"The presumption has been that all Muslims are considered suspect until proven otherwise."
During his campaign, Trump continued that presumption, saying that "Islam hates us," accusing Muslims of refusing to report terrorists in their midst and arguing that "there's no way to tell" whether Syrian refugees "have love or hate in their heart."
Still, Trump and his administration insist that his new executive order is not a "Muslim ban," even though it halts immigration from seven predominantly Muslim countries for three months, bars Syrian refugees (most of whom are Muslim) indefinitely and gives preference to non-Muslim refugees.
Instead of a religious test, Trump calls his plan "extreme vetting." "This is not about religion," he said in a statement. "This is about terror and keeping our country safe."
Like Trump's executive order, American laws have rarely barred Muslims by name, which would be unconstitutional. But to many courts and customs officials, the intent of the laws were clear. So were their effects.
The Naturalization Act of 1790 allowed only "free white persons" to become US citizens. After the Civil War, "persons of African descent" were added to the list. By the classifications of the era, most Muslim immigrants were neither. The Supreme Court's suspicions of Islam were evident in a decision about foreign courts in 1891, in which one justice lamented "the intense hostility of the people of the Moslem faith to all other sects."
Laws passed in 1917 and 1924 made it even harder for Asian and Middle Eastern Muslims to immigrate and become citizens.
In 1942, a Michigan judge denied a Yemeni man's case for citizenship. Apart from the man's dark skin, he ruled, it was "well-known" that Arabs "are part of the Mohammedan world ... and a wide gulf separates their culture from the predominantly Christian peoples of Europe."
Those Christian peoples, of course, trace their religious roots to the Middle East -- the very region the judge deemed irremediably "Mohammedan." By that logic, Muslim immigrants argued, Jesus himself could not be an American citizen. The judge was not persuaded.
Even Muslims born and raised in the United States were considered suspicious, especially if they were not white. As thousands of blacks embraced new, Islam-inspired movements such as the Moorish Science Temple and the Nation of Islam in the mid-20th century, the FBI kept a nervous watch.
"Though it did not produce peer-reviewed scholarship," writes scholar Edward Curtis, "the FBI was by far the most prolific student of Muslim groups in the first half of the 20th century."

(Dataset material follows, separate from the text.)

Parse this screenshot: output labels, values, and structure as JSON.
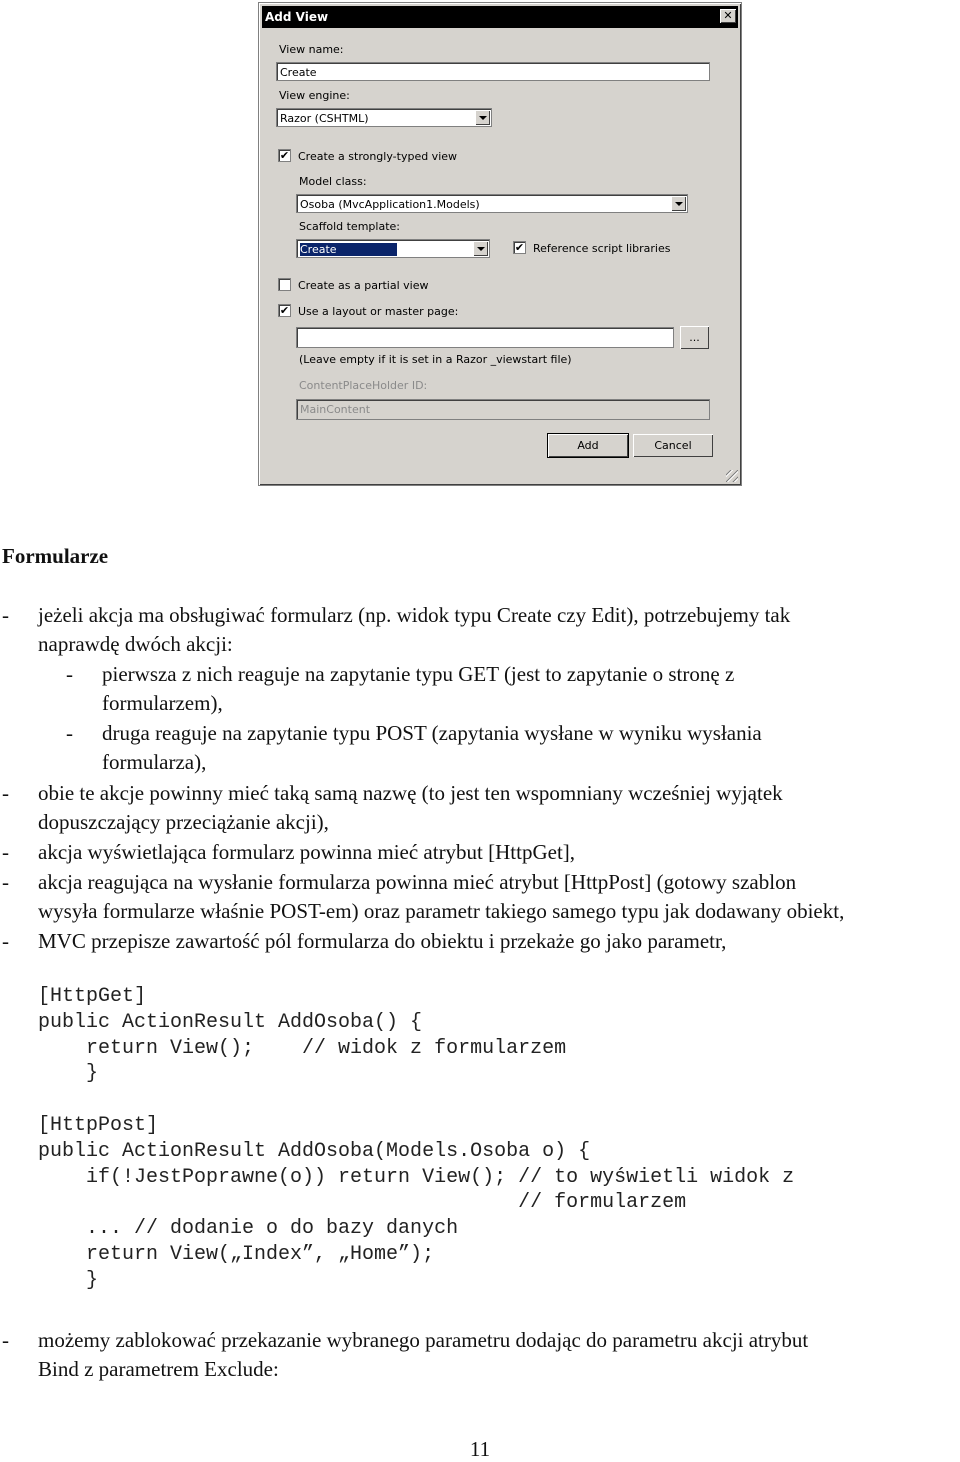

The FBI's report on the Nation of Islam fretted that black Muslims demonstrate "fearless and outspoken anti-white, anti-Christian attitudes. ... As long as racial inequity continues, the militant and arrogant manner of cult members remains a potential threat of violent action."
In 1965, the United States eased immigration restrictions, opening the door to nearly 3 million immigrants, many of them economic refugees from countries with sizable Muslim populations.
Today, no one knows exactly how many Muslims live in the United States. Former President Barack Obama said there are nearly 7 million, then corrected himself and said 5 million. Many scholars estimate between 6 million and 8 million. Most media cite the nonpartisan Pew Research Center's estimate of around 3.3 million.
Pew says that number will climb past 8 million by 2050, when Muslims will become the second-largest religious group in the United States, a surge driven by immigration, large families and the relative youth of American Muslims (their median age in 2010 was 23). Even in 2050, though, Muslims will only make up 2% of the US population.
After the September 11, 2001, terrorist attacks, the Bush administration enacted a "special registration" program that disproportionately targeted Arabs and Muslims and was a point of contention between rights groups and the federal government for nearly a decade.
Sources close to the Trump administration say it's possible he could revive the program, known as NSEERS, setting up Muslims in the United States for another round of "extreme vetting."